▶ [Work request]: Scan the records below. Copy every line in which the word "desc" appears.

:::

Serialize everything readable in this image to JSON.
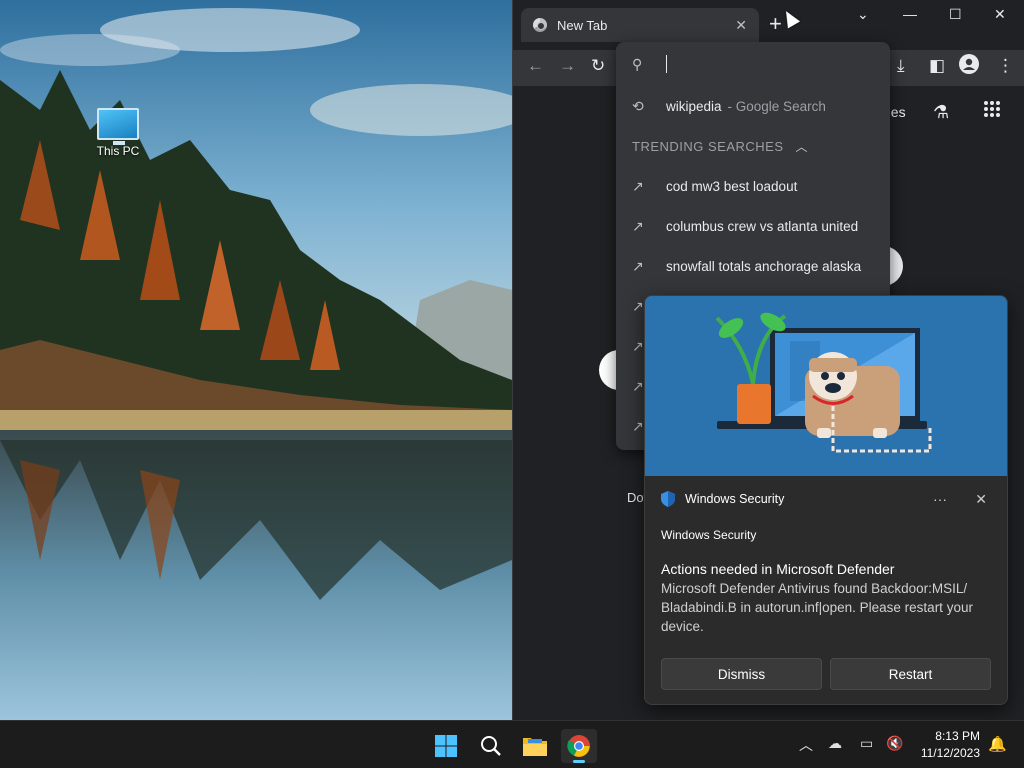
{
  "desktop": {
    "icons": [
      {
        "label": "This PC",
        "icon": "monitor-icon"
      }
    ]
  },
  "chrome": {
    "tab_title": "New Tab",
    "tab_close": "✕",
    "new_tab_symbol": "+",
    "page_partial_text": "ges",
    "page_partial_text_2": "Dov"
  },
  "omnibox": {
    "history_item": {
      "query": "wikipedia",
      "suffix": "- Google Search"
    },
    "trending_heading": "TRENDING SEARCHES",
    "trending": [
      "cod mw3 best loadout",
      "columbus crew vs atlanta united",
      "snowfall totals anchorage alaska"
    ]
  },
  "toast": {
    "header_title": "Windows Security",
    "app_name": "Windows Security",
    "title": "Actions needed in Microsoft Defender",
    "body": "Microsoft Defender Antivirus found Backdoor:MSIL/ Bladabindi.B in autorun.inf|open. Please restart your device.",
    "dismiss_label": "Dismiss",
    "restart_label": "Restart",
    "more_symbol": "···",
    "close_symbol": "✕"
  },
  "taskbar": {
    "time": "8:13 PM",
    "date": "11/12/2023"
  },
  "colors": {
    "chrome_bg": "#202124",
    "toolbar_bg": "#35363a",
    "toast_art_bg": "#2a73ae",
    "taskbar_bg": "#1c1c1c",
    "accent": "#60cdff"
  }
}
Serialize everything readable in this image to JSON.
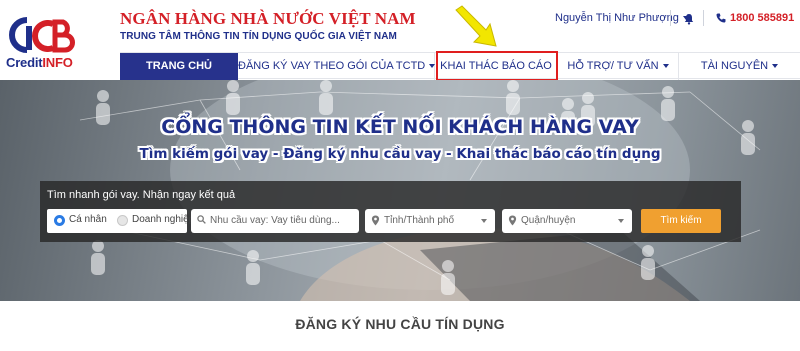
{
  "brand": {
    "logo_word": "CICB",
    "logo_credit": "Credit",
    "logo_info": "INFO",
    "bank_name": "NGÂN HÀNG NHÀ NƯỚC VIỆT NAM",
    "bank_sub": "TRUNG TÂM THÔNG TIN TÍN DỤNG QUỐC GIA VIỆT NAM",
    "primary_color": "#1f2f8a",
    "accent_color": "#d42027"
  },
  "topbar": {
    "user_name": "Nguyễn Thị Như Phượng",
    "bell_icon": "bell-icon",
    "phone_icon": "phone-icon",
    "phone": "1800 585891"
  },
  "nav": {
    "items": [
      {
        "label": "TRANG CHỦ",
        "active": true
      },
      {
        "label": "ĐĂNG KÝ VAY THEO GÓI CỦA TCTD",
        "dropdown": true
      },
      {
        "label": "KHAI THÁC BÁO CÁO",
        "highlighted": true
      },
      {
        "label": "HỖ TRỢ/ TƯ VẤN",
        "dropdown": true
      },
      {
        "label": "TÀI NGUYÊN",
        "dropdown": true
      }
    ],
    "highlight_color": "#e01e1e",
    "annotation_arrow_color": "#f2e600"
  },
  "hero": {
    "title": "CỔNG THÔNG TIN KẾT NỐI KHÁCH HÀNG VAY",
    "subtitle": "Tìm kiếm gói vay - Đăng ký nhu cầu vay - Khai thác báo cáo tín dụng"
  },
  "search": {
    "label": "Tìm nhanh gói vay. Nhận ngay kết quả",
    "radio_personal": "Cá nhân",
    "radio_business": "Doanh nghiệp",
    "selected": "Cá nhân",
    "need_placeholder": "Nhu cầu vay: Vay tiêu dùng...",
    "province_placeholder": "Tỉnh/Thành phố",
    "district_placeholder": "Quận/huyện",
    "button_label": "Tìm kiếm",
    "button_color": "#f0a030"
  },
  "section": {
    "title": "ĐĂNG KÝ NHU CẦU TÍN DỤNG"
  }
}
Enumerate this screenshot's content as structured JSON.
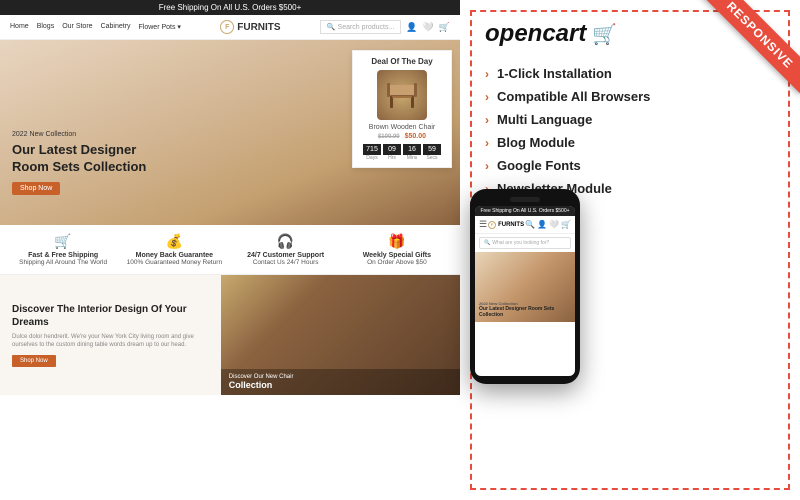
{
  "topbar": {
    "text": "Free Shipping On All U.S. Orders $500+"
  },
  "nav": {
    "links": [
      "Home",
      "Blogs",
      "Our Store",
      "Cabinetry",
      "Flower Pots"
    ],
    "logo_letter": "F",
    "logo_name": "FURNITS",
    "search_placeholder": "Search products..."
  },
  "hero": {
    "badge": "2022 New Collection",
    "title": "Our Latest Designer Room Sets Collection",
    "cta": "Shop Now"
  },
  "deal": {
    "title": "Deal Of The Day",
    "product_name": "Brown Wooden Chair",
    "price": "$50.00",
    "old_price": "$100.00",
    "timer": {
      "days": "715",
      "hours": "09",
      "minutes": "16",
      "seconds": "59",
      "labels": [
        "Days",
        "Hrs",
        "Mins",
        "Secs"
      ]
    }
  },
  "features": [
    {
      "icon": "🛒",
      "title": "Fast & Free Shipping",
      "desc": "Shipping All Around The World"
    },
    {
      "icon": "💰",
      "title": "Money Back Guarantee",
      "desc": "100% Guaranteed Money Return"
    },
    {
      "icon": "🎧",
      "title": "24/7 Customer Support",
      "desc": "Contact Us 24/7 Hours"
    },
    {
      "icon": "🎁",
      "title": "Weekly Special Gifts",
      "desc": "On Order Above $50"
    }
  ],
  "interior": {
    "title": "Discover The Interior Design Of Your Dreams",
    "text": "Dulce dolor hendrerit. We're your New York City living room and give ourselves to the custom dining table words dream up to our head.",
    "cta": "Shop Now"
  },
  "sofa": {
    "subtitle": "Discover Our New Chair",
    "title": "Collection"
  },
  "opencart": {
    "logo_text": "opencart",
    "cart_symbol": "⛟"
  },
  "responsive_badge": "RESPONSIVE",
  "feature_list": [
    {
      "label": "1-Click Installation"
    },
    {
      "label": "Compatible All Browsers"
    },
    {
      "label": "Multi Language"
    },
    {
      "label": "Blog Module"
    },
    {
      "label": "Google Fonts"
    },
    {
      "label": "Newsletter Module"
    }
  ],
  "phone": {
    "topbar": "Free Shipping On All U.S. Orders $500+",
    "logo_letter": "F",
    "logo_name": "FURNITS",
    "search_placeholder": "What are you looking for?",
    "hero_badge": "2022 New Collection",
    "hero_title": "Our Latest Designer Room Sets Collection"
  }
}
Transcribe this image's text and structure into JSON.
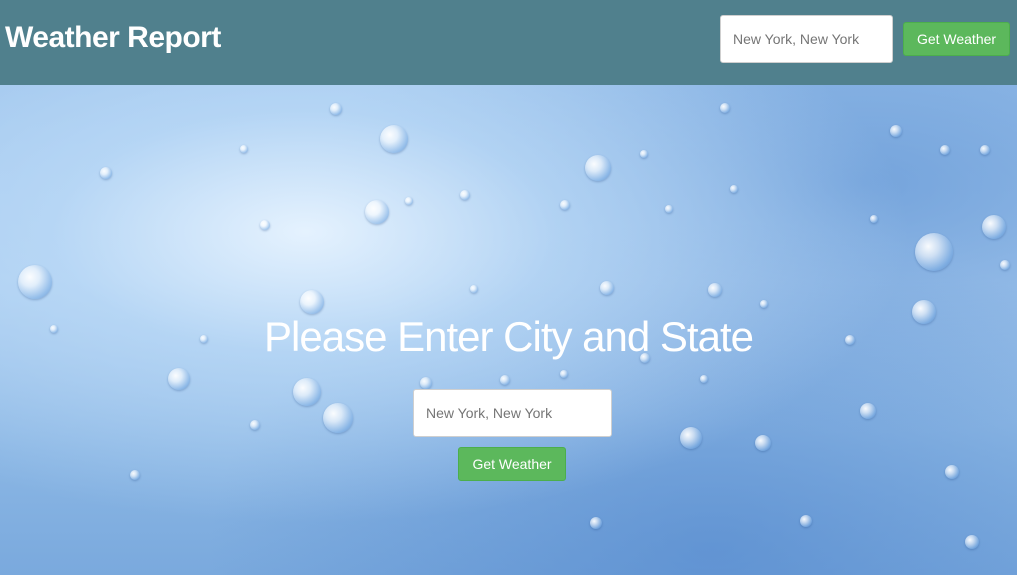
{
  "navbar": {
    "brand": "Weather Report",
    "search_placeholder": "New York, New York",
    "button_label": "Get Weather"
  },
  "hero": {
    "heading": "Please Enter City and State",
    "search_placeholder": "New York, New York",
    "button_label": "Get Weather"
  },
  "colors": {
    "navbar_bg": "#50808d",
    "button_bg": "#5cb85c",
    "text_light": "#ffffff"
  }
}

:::

▶ [Reply to the task]:
      "desc": "Shipping All Around The World"
      "desc": "100% Guaranteed Money Return"
      "desc": "Contact Us 24/7 Hours"
      "desc": "On Order Above $50"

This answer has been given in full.